British Airways proposed alliance with American Airlines suffered a setback last night after the US Justice Department said the American government should reject the deal unless the airline gave up to its rivals a number of prized landing slots at Heathrow.

The department said in a submission that the deal would "likely result in higher air fares and reduced service". It said the Transportation Department – which must approve or reject the deal – should say no unless the airlines gave up nine daily return flight slots to its rivals.

American Airlines (AA) and BA currently compete head-to-head in the market for non-stop flights to London from several major US cities. The proposed alliance – for which they are seeking antitrust immunity – would let the carriers set fares and routes and sell each other's tickets.
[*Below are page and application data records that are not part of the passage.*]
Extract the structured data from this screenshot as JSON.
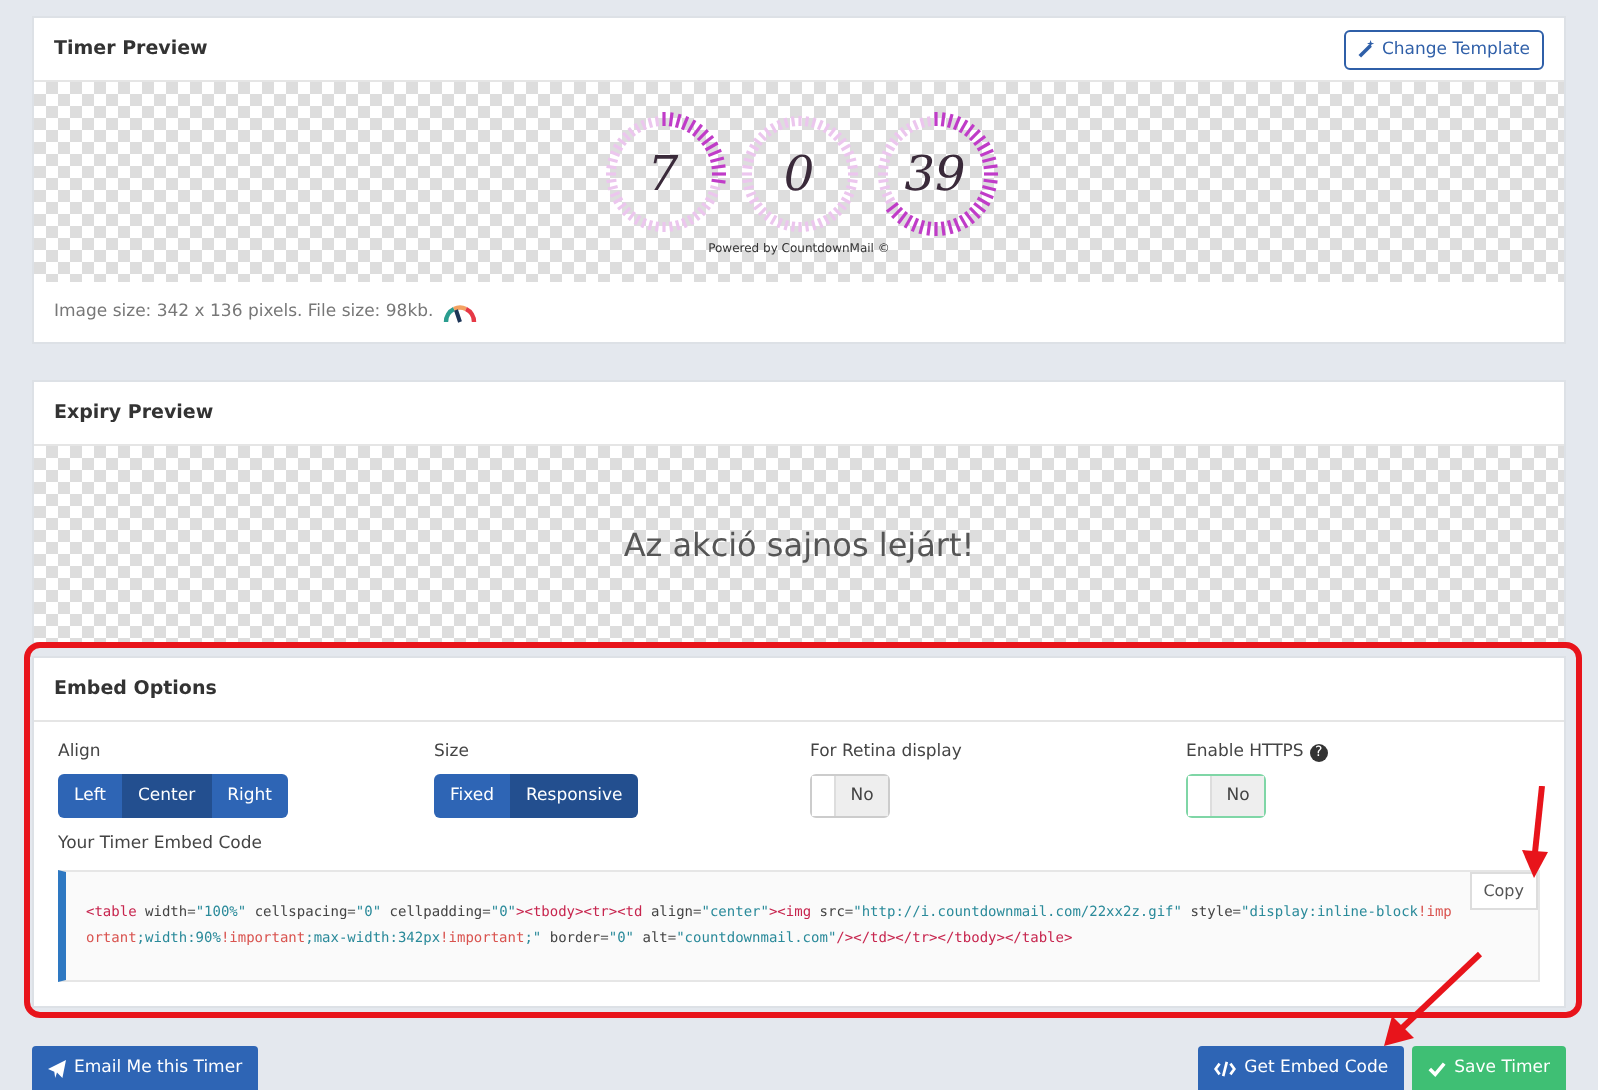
{
  "timer_preview": {
    "title": "Timer Preview",
    "change_template_button": "Change Template",
    "timer": {
      "units": [
        {
          "value": "7"
        },
        {
          "value": "0"
        },
        {
          "value": "39"
        }
      ],
      "powered_by": "Powered by CountdownMail ©"
    },
    "image_info": "Image size: 342 x 136 pixels. File size: 98kb."
  },
  "expiry_preview": {
    "title": "Expiry Preview",
    "message": "Az akció sajnos lejárt!"
  },
  "embed_options": {
    "title": "Embed Options",
    "align": {
      "label": "Align",
      "options": [
        {
          "label": "Left",
          "selected": false
        },
        {
          "label": "Center",
          "selected": true
        },
        {
          "label": "Right",
          "selected": false
        }
      ]
    },
    "size": {
      "label": "Size",
      "options": [
        {
          "label": "Fixed",
          "selected": false
        },
        {
          "label": "Responsive",
          "selected": true
        }
      ]
    },
    "retina": {
      "label": "For Retina display",
      "value": "No",
      "on": false
    },
    "https": {
      "label": "Enable HTTPS",
      "value": "No",
      "on": false,
      "help": "?"
    },
    "embed_code": {
      "label": "Your Timer Embed Code",
      "copy_button": "Copy",
      "tokens": [
        {
          "kind": "tag",
          "text": "<table"
        },
        {
          "kind": "attr",
          "text": " width="
        },
        {
          "kind": "value",
          "text": "\"100%\""
        },
        {
          "kind": "attr",
          "text": " cellspacing="
        },
        {
          "kind": "value",
          "text": "\"0\""
        },
        {
          "kind": "attr",
          "text": " cellpadding="
        },
        {
          "kind": "value",
          "text": "\"0\""
        },
        {
          "kind": "tag",
          "text": "><tbody><tr><td"
        },
        {
          "kind": "attr",
          "text": " align="
        },
        {
          "kind": "value",
          "text": "\"center\""
        },
        {
          "kind": "tag",
          "text": "><img"
        },
        {
          "kind": "attr",
          "text": " src="
        },
        {
          "kind": "value",
          "text": "\"http://i.countdownmail.com/22xx2z.gif\""
        },
        {
          "kind": "attr",
          "text": " style="
        },
        {
          "kind": "value",
          "text": "\"display:inline-block"
        },
        {
          "kind": "keyword",
          "text": "!important"
        },
        {
          "kind": "value",
          "text": ";width:90%"
        },
        {
          "kind": "keyword",
          "text": "!important"
        },
        {
          "kind": "value",
          "text": ";max-width:342px"
        },
        {
          "kind": "keyword",
          "text": "!important"
        },
        {
          "kind": "value",
          "text": ";\""
        },
        {
          "kind": "attr",
          "text": " border="
        },
        {
          "kind": "value",
          "text": "\"0\""
        },
        {
          "kind": "attr",
          "text": " alt="
        },
        {
          "kind": "value",
          "text": "\"countdownmail.com\""
        },
        {
          "kind": "tag",
          "text": "/></td></tr></tbody></table>"
        }
      ]
    }
  },
  "footer": {
    "email_button": "Email Me this Timer",
    "embed_button": "Get Embed Code",
    "save_button": "Save Timer"
  }
}
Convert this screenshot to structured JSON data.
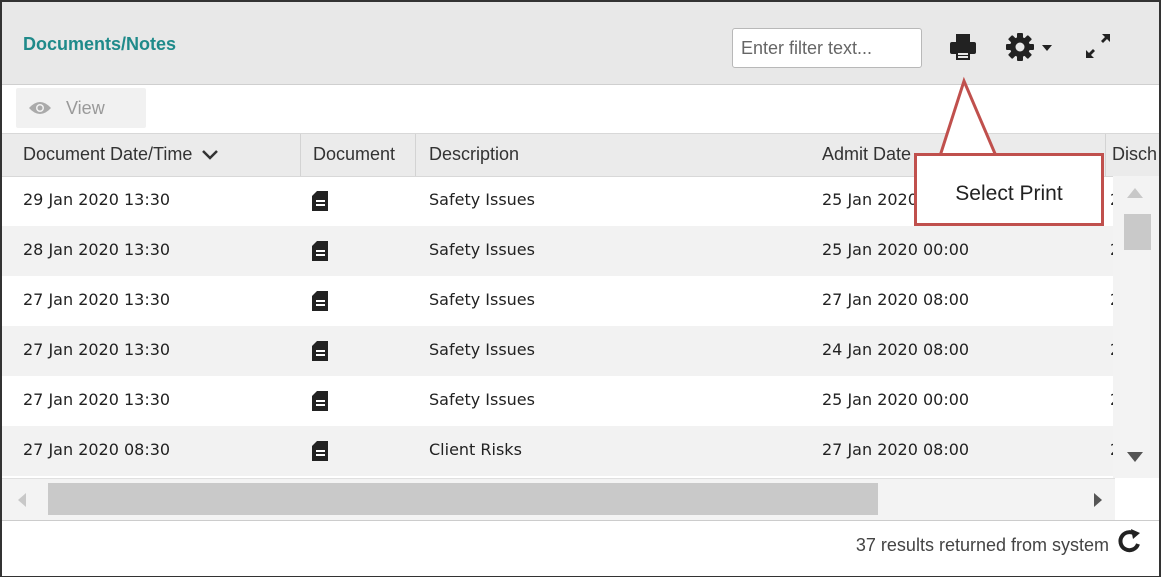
{
  "panel": {
    "title": "Documents/Notes"
  },
  "filter": {
    "placeholder": "Enter filter text..."
  },
  "toolbar": {
    "view_label": "View"
  },
  "columns": {
    "date": "Document Date/Time",
    "document": "Document",
    "description": "Description",
    "admit": "Admit Date",
    "discharge": "Disch"
  },
  "rows": [
    {
      "date": "29 Jan 2020 13:30",
      "description": "Safety Issues",
      "admit": "25 Jan 2020 00:00",
      "discharge": "2"
    },
    {
      "date": "28 Jan 2020 13:30",
      "description": "Safety Issues",
      "admit": "25 Jan 2020 00:00",
      "discharge": "2"
    },
    {
      "date": "27 Jan 2020 13:30",
      "description": "Safety Issues",
      "admit": "27 Jan 2020 08:00",
      "discharge": "2"
    },
    {
      "date": "27 Jan 2020 13:30",
      "description": "Safety Issues",
      "admit": "24 Jan 2020 08:00",
      "discharge": "2"
    },
    {
      "date": "27 Jan 2020 13:30",
      "description": "Safety Issues",
      "admit": "25 Jan 2020 00:00",
      "discharge": "2"
    },
    {
      "date": "27 Jan 2020 08:30",
      "description": "Client Risks",
      "admit": "27 Jan 2020 08:00",
      "discharge": "2"
    }
  ],
  "footer": {
    "status": "37 results returned from system"
  },
  "annotation": {
    "callout": "Select Print"
  },
  "icons": {
    "view": "eye-icon",
    "print": "printer-icon",
    "settings": "gear-icon",
    "settings_caret": "caret-down-icon",
    "expand": "expand-icon",
    "sort": "chevron-down-icon",
    "document": "document-icon",
    "refresh": "refresh-icon"
  },
  "colors": {
    "title": "#1f8a8a",
    "callout_border": "#c0504d"
  }
}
The Justice Department said the deal would give the alliance more than 50 per cent of the flights in many markets and an even higher share of the business travel market. R Hewitt Pate, the deputy assistant attorney general in the department's antitrust division, added: "This proceeding offers an opportunity to transform a market that has been severely restricted for decades into one where significant new entry can occur." BA and AA have argued that the industry has changed a great deal in the five years since 1996 when the Justice Department blocked a similar proposed alliance. They say transatlantic travel is less concentrated at London's Heathrow, where BA has its hub.

In addition, they have argued that the deal would be no different to that operated by Northwest Airlines and KLM, which gives the two carriers a transatlantic hub in Amsterdam, or the United Airlines-Lufthansa alliance that operates through Frankfurt. Both deals received antitrust immunity. Delta Airlines is also trying to form an alliance with Air France.

There was no official response from BA last night. Company sources pointed out, however, that when the Justice Department blocked the 1996 deal it demanded the airlines give up 24 landing slots.

BA and AA have to make their final submissions to the Department of Transportation by Friday. The department could indicate its decision within days.